* [Exercise goal]: Make an exact copy of the entries that come next.

* [Material for the task]:

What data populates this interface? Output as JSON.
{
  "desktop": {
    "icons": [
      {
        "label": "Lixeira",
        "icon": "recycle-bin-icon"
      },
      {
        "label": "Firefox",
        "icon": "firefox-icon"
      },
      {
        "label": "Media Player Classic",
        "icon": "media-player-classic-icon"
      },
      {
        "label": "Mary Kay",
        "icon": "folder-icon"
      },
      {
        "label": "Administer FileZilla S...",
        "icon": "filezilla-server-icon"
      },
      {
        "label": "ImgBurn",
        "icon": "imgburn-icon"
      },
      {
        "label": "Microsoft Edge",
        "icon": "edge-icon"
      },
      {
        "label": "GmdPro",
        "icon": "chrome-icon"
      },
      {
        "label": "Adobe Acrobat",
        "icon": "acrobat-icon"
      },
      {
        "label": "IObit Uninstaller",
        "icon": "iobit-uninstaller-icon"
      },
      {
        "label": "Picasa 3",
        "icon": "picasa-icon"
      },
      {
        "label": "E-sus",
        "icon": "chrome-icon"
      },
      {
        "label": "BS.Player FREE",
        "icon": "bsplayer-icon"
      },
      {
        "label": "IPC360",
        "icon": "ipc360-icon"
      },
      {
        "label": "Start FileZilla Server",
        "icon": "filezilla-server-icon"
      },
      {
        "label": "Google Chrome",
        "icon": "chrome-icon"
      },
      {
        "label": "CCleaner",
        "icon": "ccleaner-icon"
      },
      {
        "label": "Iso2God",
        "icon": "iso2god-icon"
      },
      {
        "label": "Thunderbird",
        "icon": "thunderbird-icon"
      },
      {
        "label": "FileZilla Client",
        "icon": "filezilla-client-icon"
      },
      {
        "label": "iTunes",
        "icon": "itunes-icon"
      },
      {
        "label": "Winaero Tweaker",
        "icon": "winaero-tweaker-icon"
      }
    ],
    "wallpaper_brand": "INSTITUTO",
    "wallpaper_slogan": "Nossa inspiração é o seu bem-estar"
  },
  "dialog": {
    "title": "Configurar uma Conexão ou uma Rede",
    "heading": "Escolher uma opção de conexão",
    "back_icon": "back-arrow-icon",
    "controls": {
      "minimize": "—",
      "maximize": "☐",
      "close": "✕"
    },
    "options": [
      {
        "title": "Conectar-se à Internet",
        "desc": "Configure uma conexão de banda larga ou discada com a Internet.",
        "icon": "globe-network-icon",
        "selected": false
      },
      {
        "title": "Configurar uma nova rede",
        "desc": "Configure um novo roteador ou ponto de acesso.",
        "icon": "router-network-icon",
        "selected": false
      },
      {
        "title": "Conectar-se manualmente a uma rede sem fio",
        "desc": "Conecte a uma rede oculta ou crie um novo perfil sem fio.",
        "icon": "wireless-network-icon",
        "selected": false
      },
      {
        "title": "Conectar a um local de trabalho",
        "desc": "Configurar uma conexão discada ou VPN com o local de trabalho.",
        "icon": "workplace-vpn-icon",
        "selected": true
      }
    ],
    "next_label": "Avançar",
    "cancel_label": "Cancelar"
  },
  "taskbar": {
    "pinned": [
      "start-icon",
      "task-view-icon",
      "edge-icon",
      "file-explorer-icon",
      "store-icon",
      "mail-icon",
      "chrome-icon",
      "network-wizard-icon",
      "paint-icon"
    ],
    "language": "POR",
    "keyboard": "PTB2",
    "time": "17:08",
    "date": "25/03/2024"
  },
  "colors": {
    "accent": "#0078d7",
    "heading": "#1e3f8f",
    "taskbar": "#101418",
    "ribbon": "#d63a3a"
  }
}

* [Solution for this exercise]:
What data populates this interface? Output as JSON.
{
  "desktop": {
    "icons": [
      {
        "label": "Lixeira",
        "icon": "recycle-bin-icon"
      },
      {
        "label": "Firefox",
        "icon": "firefox-icon"
      },
      {
        "label": "Media Player Classic",
        "icon": "media-player-classic-icon"
      },
      {
        "label": "Mary Kay",
        "icon": "folder-icon"
      },
      {
        "label": "Administer FileZilla S...",
        "icon": "filezilla-server-icon"
      },
      {
        "label": "ImgBurn",
        "icon": "imgburn-icon"
      },
      {
        "label": "Microsoft Edge",
        "icon": "edge-icon"
      },
      {
        "label": "GmdPro",
        "icon": "chrome-icon"
      },
      {
        "label": "Adobe Acrobat",
        "icon": "acrobat-icon"
      },
      {
        "label": "IObit Uninstaller",
        "icon": "iobit-uninstaller-icon"
      },
      {
        "label": "Picasa 3",
        "icon": "picasa-icon"
      },
      {
        "label": "E-sus",
        "icon": "chrome-icon"
      },
      {
        "label": "BS.Player FREE",
        "icon": "bsplayer-icon"
      },
      {
        "label": "IPC360",
        "icon": "ipc360-icon"
      },
      {
        "label": "Start FileZilla Server",
        "icon": "filezilla-server-icon"
      },
      {
        "label": "Google Chrome",
        "icon": "chrome-icon"
      },
      {
        "label": "CCleaner",
        "icon": "ccleaner-icon"
      },
      {
        "label": "Iso2God",
        "icon": "iso2god-icon"
      },
      {
        "label": "Thunderbird",
        "icon": "thunderbird-icon"
      },
      {
        "label": "FileZilla Client",
        "icon": "filezilla-client-icon"
      },
      {
        "label": "iTunes",
        "icon": "itunes-icon"
      },
      {
        "label": "Winaero Tweaker",
        "icon": "winaero-tweaker-icon"
      }
    ],
    "wallpaper_brand": "INSTITUTO",
    "wallpaper_slogan": "Nossa inspiração é o seu bem-estar"
  },
  "dialog": {
    "title": "Configurar uma Conexão ou uma Rede",
    "heading": "Escolher uma opção de conexão",
    "back_icon": "back-arrow-icon",
    "controls": {
      "minimize": "—",
      "maximize": "☐",
      "close": "✕"
    },
    "options": [
      {
        "title": "Conectar-se à Internet",
        "desc": "Configure uma conexão de banda larga ou discada com a Internet.",
        "icon": "globe-network-icon",
        "selected": false
      },
      {
        "title": "Configurar uma nova rede",
        "desc": "Configure um novo roteador ou ponto de acesso.",
        "icon": "router-network-icon",
        "selected": false
      },
      {
        "title": "Conectar-se manualmente a uma rede sem fio",
        "desc": "Conecte a uma rede oculta ou crie um novo perfil sem fio.",
        "icon": "wireless-network-icon",
        "selected": false
      },
      {
        "title": "Conectar a um local de trabalho",
        "desc": "Configurar uma conexão discada ou VPN com o local de trabalho.",
        "icon": "workplace-vpn-icon",
        "selected": true
      }
    ],
    "next_label": "Avançar",
    "cancel_label": "Cancelar"
  },
  "taskbar": {
    "pinned": [
      "start-icon",
      "task-view-icon",
      "edge-icon",
      "file-explorer-icon",
      "store-icon",
      "mail-icon",
      "chrome-icon",
      "network-wizard-icon",
      "paint-icon"
    ],
    "language": "POR",
    "keyboard": "PTB2",
    "time": "17:08",
    "date": "25/03/2024"
  },
  "colors": {
    "accent": "#0078d7",
    "heading": "#1e3f8f",
    "taskbar": "#101418",
    "ribbon": "#d63a3a"
  }
}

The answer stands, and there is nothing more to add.